When I first read the excerpt of Bob Dylan’s interview in Rolling Stone yesterday, I didn’t much remark on the line where he complains about being called “Judas” for playing an electric guitar, and then says: “As if that is in some kind of way equitable to betraying our Lord and delivering him up to be crucified.” You don’t refer to Jesus as “our Lord” and speak in that way about him unless you believe in Jesus as “your” Lord. Hearing him speak in the language of a believer was unsurprising to me: it is throughout his songs, after all, and I’ve never been of the crew who insist he “rejected” belief in Christ; quite the contrary, in fact. Bob Dylan is a Jew, and he’s clearly very serious about his Jewishness, but he also clearly enough sees no conflict with that and his belief in Jesus. He’s not alone in this, but due to our various baggage and traditions, many of us can’t get our heads around that. Especially, people in the rock press have never been able to get their heads around the whole “religion thing,” and have concocted theory after theory to make themselves feel more comfortable. Dylan for his part has never given the impression he much gives a damn what anyone thinks; he has just plowed his course, a course that has included Jewish observances in the company of the Chabad Lubavitch folk, and recording a Christmas album that includes hymns of faith, sung with as much angelic devotion as his crusty vocal cords could muster. And there have been other indications, literally too numerous to mention, of a man serious about faith in the God of the Bible, both the Hebrew and the New Testament.
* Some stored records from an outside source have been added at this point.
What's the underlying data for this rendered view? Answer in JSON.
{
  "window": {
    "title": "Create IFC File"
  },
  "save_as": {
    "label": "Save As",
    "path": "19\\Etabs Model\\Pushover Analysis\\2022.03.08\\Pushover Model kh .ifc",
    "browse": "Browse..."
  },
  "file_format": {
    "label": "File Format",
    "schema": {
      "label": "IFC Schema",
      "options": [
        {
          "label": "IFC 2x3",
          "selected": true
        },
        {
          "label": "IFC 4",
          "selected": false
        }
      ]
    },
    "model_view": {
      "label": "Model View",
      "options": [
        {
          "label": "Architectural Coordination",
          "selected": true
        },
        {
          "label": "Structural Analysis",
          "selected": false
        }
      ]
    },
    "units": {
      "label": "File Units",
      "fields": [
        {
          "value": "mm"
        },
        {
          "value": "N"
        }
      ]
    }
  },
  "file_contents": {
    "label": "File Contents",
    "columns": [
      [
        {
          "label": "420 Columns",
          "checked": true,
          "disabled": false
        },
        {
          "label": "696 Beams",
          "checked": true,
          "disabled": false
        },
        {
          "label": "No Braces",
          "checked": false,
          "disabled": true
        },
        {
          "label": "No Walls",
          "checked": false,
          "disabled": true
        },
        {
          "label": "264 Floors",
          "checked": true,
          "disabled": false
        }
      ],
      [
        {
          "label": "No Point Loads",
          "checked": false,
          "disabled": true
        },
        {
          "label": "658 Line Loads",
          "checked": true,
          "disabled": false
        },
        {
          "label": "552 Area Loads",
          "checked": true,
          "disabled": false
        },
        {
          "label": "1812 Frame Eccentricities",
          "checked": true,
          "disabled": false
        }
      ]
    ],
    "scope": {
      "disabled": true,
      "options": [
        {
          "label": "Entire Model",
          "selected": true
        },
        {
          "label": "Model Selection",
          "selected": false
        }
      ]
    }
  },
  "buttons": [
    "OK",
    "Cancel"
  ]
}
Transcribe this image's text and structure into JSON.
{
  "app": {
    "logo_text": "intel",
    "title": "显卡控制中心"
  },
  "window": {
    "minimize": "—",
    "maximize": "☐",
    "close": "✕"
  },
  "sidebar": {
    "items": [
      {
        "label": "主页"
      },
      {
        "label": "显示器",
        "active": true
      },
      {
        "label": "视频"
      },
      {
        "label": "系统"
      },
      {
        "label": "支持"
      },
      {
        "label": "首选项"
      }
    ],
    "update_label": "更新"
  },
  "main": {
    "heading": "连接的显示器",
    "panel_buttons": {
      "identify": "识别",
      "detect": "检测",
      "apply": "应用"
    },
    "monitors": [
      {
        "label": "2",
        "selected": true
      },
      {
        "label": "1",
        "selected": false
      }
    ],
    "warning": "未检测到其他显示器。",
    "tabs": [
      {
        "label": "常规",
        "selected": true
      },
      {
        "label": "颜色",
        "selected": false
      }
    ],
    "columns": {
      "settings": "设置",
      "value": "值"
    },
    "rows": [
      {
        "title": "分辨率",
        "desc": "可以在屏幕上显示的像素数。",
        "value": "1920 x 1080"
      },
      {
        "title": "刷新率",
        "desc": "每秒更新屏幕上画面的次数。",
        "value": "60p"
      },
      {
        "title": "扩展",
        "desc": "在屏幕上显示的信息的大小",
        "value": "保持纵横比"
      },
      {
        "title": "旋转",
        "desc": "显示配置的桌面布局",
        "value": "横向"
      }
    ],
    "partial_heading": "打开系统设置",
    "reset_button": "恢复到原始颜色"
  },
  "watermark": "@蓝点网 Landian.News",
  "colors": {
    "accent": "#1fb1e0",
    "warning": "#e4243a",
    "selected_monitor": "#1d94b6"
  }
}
In the end, it’s his business. Some people pick up on it and some don’t. Yet, people continue to be curious. Many people go to Google and type in “Is Bob Dylan still a Christian?” and similar queries. I know because some of them happen to end up in my website statistics after doing so, because they hit upon something I wrote on the subject in the past. (Others have written plenty too.)
The curious thing about this Rolling Stone interview excerpt is that Dylan is talking about the “plagiarism” subject, and then seemingly out of the blue recalls being called “Judas” in the 1960s, and then just slips in what amounts to a profession of faith. Again:
These are the same people that tried to pin the name Judas on me. Judas, the most hated name in human history! If you think you’ve been called a bad name, try to work your way out from under that. Yeah, and for what? For playing an electric guitar? As if that is in some kind of way equitable to betraying our Lord and delivering him up to be crucified.
It’s sorta hilarious and somewhat typical that he does it in this indirect way. But nonetheless he is stating his faith in Jesus as “our Lord” and therefore “his” Lord—and also, by the way, his belief in the historicity of the gospels. (This is not unusual: it’s a belief common to most ordinary Americans, after all. What’s unusual is the endless analysis given to it in his case, because he is who he is.)
He then follows it up with what some may consider a vaguely un-Christian statement: “All those evil motherf**kers can rot in hell.”
Which just goes to show we’re all sinners.
It also gives me a chance to speculate about something else. I think that Dylan was never going to be comfortable presenting a “holier than thou” image to the public, and that’s one reason he only did what he did as regards gospel music for a limited time. He didn’t want to be a standard bearer and to be expected to live up to that level. It’s hard enough being a believer in this world without also being on display and having charges of hypocrisy thrown at you every time you let off steam. Dylan is out there in the rough and tumble world, and, dare I say it, that’s probably right where God wants him to be.